The majority's finding a factual issue of accuracy on the basis of what some readers "could" infer overlooks that in substance the article is true. The persons who signed the appeal bonds might indeed be forced to pay them, and that the technical reason for their doing so was that Levine did not pay the judgment, instead of that he disappeared from the scene without paying it, does not on its face appear to be defamatory


These concepts are not original with the writer. For instance, in Keeton, Creative Continuity in the Law of Torts, 74 Harv.L.Rev. 463, 500-01 (1962), Professor Keeton observes:

A system of supervision of application of a relatively general doctrinal formulation to particular cases involves another kind of choice also--whether the function of making evaluative findings essential to the application of the doctrinal formulation is to be treated as a question for the factfinder, usually the jury, or instead as a question for judicial decision. It is plain that the evaluative finding that characterizes conduct as negligent or not is to be made by the factfinder, with certainly no more and perhaps somewhat less judicial supervision than that over findings of physical fact. In some other areas of tort law, however, it appears to be the settled law that the function of evaluative finding is entirely judicial. These are illustrations: (1) the characterization of conduct as ultrahazardous or as falling within the principle of Rylands v. Fletcher where that principle is recognized; (2) in the law of malicious prosecution the characterization of grounds for instigating criminal proceedings as amounting to probable cause or not. In other areas of tort law, responsibility for making evaluative findings is divided between judge and jury, or other factfinder, but on a different basis from that applying to the issue of negligence. These are examples: (1) The evaluative finding of unreasonable interference with use and enjoyment of land that constitutes nuisance is sometimes left to a jury, but in practice there has been considerably more judicial supervision in this area than in that of negligence. (2) The function of characterizing a communication as defamatory is divided between judge and jury, a common formulation being that the judge determines whether the communication is capable of a defamatory meaning and the jury determines whether a defamatory meaning was conveyed. (3) The function of making an evaluative finding that particular circumstances of publication give rise to a conditional privilege is assigned to the court, but the function of making an evaluative finding of abuse of the conditional privilege is assigned to the jury, with judicial supervision. In still other areas, the allocation of responsibility is yet quite nebulous.
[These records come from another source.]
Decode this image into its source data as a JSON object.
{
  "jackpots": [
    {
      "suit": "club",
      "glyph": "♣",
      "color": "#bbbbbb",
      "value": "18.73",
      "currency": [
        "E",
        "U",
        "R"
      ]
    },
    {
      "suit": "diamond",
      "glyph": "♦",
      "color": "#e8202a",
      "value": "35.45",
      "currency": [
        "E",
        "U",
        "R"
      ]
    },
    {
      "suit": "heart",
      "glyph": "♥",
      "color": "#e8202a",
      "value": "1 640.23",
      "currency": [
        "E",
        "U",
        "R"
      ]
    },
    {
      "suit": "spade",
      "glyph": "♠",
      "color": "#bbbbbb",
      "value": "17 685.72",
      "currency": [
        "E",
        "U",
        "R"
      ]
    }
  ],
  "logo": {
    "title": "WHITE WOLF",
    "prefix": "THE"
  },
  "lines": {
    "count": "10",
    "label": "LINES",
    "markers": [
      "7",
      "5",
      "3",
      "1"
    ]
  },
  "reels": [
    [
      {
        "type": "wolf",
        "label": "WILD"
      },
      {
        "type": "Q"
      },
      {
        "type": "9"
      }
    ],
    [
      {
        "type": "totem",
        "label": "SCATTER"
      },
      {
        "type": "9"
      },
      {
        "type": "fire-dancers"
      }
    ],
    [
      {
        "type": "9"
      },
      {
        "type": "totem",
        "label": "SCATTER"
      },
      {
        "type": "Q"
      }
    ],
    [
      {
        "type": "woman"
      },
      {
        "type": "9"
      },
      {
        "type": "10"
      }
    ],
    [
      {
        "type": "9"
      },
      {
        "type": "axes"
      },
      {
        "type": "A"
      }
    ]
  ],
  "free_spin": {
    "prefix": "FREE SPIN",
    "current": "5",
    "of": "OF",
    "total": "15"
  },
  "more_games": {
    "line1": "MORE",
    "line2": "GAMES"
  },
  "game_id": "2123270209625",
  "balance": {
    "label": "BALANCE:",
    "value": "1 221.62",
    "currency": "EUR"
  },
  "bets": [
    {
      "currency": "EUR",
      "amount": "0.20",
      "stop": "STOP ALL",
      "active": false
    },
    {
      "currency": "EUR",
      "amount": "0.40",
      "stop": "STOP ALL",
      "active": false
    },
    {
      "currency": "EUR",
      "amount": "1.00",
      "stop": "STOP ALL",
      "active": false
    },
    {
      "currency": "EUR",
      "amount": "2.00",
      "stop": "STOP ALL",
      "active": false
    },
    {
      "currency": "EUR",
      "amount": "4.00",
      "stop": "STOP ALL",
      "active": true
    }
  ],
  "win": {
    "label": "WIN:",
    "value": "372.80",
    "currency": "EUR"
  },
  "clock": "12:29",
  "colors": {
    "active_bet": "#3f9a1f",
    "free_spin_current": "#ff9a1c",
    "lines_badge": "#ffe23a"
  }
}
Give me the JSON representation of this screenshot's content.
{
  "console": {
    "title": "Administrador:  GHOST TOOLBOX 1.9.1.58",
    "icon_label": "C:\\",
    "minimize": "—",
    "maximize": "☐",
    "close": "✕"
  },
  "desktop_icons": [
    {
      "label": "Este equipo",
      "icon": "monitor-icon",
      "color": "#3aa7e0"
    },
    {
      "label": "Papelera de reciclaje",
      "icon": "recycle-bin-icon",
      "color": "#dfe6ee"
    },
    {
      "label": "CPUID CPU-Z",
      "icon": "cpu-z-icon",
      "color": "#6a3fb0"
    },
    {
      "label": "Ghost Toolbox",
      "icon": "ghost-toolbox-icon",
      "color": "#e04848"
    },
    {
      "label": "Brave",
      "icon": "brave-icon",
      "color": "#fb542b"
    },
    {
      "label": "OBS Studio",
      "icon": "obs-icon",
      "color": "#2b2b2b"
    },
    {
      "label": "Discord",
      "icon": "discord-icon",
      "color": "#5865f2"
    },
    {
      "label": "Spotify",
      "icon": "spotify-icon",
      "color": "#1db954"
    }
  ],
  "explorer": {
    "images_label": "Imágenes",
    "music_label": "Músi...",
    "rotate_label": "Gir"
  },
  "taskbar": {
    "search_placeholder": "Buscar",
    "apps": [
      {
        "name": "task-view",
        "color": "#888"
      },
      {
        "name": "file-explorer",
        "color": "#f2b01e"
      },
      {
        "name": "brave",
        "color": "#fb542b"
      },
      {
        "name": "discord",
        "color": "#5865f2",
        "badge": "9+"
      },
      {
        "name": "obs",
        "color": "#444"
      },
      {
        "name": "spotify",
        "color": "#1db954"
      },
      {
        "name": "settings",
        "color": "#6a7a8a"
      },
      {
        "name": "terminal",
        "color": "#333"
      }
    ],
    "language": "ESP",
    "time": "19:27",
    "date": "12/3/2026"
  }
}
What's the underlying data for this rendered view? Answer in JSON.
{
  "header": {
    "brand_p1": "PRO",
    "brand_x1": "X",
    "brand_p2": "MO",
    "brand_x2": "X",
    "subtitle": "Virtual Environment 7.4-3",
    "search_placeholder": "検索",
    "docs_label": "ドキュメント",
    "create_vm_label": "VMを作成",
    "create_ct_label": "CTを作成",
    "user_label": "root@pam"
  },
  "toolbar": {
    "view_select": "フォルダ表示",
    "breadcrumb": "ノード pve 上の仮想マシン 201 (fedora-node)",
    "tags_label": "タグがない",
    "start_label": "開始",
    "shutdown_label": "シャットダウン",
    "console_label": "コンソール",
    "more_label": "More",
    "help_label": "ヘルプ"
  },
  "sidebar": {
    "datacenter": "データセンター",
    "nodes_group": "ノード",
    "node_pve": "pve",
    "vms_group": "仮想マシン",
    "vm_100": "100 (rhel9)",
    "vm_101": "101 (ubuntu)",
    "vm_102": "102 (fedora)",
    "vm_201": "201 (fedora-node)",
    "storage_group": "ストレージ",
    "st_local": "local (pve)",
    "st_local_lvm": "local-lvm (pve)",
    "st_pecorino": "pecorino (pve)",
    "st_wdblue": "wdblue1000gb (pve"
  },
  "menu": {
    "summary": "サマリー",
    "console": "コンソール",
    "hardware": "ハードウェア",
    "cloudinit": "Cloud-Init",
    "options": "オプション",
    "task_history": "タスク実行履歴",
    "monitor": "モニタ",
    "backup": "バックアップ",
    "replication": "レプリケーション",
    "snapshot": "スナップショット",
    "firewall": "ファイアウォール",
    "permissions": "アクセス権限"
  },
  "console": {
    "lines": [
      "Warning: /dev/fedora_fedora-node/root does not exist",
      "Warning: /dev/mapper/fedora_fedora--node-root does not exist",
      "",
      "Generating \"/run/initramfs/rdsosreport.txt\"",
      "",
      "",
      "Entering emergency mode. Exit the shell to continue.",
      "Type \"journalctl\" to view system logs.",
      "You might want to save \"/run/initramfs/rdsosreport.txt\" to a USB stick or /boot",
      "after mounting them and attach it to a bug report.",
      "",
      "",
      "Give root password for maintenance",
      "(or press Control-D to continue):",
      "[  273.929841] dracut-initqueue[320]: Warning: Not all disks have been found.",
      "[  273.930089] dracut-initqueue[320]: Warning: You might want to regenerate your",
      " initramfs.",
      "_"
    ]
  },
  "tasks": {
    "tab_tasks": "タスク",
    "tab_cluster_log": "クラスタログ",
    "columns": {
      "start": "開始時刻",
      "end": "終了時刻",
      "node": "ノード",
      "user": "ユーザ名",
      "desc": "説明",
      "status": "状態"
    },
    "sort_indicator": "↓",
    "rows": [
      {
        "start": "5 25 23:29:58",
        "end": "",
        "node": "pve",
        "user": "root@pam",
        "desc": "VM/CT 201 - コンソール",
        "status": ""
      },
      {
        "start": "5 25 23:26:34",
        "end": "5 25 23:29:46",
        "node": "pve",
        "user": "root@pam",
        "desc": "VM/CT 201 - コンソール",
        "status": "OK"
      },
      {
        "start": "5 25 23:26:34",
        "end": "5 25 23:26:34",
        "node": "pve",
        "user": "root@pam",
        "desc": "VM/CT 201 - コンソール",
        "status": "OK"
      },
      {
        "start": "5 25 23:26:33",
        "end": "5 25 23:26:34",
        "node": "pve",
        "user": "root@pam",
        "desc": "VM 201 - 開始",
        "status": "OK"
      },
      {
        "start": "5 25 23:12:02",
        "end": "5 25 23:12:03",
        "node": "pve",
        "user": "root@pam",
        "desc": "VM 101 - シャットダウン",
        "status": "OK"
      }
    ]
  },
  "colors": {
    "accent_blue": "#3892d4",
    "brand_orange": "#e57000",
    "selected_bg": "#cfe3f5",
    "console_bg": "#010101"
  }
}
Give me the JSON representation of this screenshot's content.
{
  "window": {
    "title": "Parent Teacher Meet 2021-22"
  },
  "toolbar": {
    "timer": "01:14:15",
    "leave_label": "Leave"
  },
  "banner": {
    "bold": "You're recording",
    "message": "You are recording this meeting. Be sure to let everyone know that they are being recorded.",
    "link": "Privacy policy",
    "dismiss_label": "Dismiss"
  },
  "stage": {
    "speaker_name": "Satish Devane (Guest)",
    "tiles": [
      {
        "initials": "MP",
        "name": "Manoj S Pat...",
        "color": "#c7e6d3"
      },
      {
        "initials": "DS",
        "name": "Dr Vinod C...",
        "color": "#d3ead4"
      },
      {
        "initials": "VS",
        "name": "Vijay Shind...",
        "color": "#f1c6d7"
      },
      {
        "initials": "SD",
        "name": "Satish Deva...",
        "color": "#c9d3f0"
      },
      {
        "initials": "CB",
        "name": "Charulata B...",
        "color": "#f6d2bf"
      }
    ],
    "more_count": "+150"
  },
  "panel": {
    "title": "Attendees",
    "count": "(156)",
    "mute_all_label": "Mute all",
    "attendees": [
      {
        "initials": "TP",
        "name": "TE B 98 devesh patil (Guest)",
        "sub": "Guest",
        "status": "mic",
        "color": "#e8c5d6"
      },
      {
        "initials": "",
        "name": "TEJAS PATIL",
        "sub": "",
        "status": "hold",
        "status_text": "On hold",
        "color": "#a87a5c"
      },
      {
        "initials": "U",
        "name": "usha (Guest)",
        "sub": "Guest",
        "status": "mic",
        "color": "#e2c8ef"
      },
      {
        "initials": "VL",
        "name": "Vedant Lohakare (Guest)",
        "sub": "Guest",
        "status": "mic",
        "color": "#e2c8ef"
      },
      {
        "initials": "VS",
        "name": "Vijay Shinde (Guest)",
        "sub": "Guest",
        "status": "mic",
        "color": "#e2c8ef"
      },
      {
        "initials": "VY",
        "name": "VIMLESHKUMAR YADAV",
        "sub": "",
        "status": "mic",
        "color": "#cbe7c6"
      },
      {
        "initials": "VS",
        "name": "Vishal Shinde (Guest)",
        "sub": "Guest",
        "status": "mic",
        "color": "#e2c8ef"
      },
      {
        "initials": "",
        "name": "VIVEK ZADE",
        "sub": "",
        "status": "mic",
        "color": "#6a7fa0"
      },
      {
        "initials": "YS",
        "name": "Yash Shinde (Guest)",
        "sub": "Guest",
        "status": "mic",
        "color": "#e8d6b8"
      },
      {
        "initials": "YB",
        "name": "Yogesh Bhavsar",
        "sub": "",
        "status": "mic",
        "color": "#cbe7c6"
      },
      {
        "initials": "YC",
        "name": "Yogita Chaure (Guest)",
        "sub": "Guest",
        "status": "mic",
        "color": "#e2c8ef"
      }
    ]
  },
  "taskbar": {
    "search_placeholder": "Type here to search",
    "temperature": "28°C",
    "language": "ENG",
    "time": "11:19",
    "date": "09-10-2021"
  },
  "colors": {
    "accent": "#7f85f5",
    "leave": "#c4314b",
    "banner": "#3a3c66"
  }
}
These are examples: (1) the finding that an interference with one's interests amounts to an actionable invasion of privacy; (2) the finding that conduct of the defendant inducing a third person to break a contract with plaintiff is tortious in quality.

(Emphasis added.)

The emphasized quotation refers to a traditional division of judge-jury responsibility in defamation cases, prior to the additional constitutional restrictions on liability for defamation of private persons imposed by Gertz v. Robert Welch, Inc., 418 U.S. 323, 94 S.Ct. 2997, 41 L.Ed.2d 789 (1974). See next succeeding paragraphs in text.


Restatement of Torts, Section 580B (1977) provides, in full:

Sec. 580B. Defamation of Private Person

One who publishes a false and defamatory communication concerning a private person, or concerning a public official or public figure in relation to a purely private matter not affecting his conduct, fitness or role in his public capacity, is subject to liability, if, but only if, he

(a) Knows that the statement is false and that it defames the other,

(b) acts in reckless disregard of these matters, or

(c) acts negligently in failing to ascertain them.